In a recent Appellate Division decision, the court considered the claim of an auto accident victim who had caught a ride with a fellow member of a non-profit charitable arts organization. The organization arranged for percussion instrument performances and competitions for its members. It would inform the members of the time, date and location of rehearsals and performances and provided directions.
Members were responsible for their own transportation. The organization did not earn any income from the performances. It was based in New Jersey.
The accident occurred in Pennsylvania when the driver lost control of the car and hit a utility pole, injuring the plaintiff. The victim sued the organization, claiming that the driver of the car he rode in was an agent of the organization. He claimed that the organization was negligent because the director knew that the driver was only 17, had a probationary license and had too many passengers in the car.
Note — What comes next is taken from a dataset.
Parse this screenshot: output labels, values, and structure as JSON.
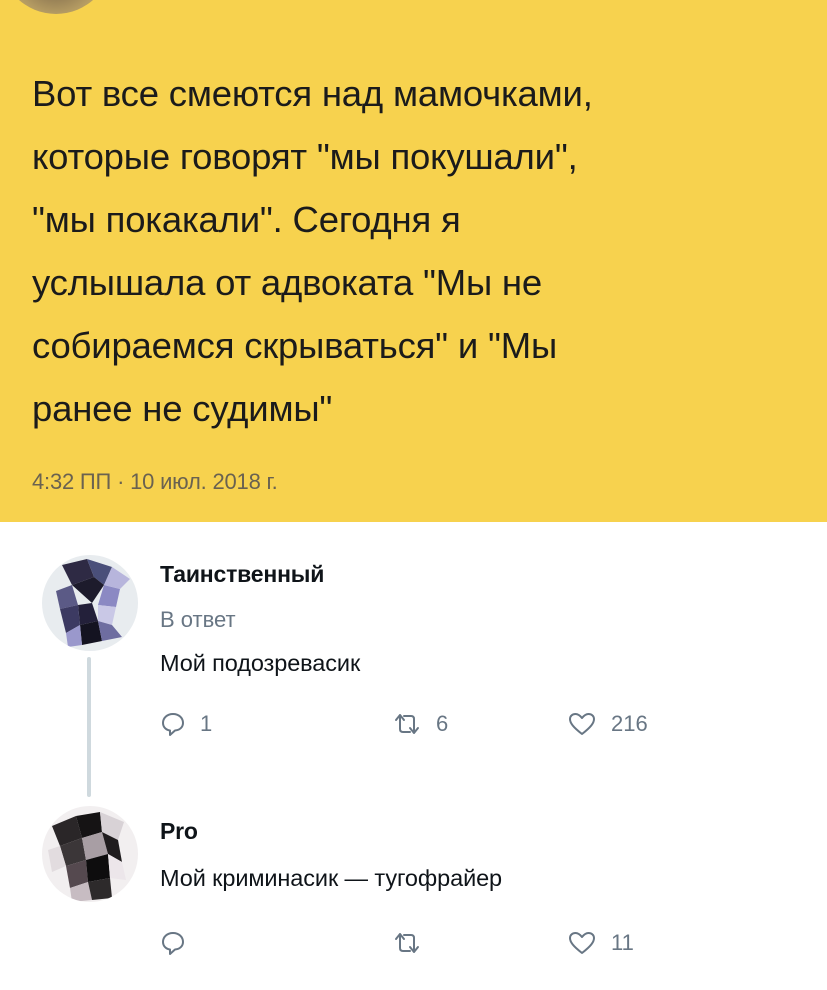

The court found that the New Jersey Charitable Immunity Act protected the organization from liability and that the driver was not an agent of the organization. The court also found that there was no evidence that the organization was in any way involved in the plaintiff’s efforts to find a ride on the day of the accident.
A good plaintiff’s attorney will identify all possible defendants to maximize the recovery for his/her client. However, there are limits, such as in this case where the arts organization had charitable immunity from suit.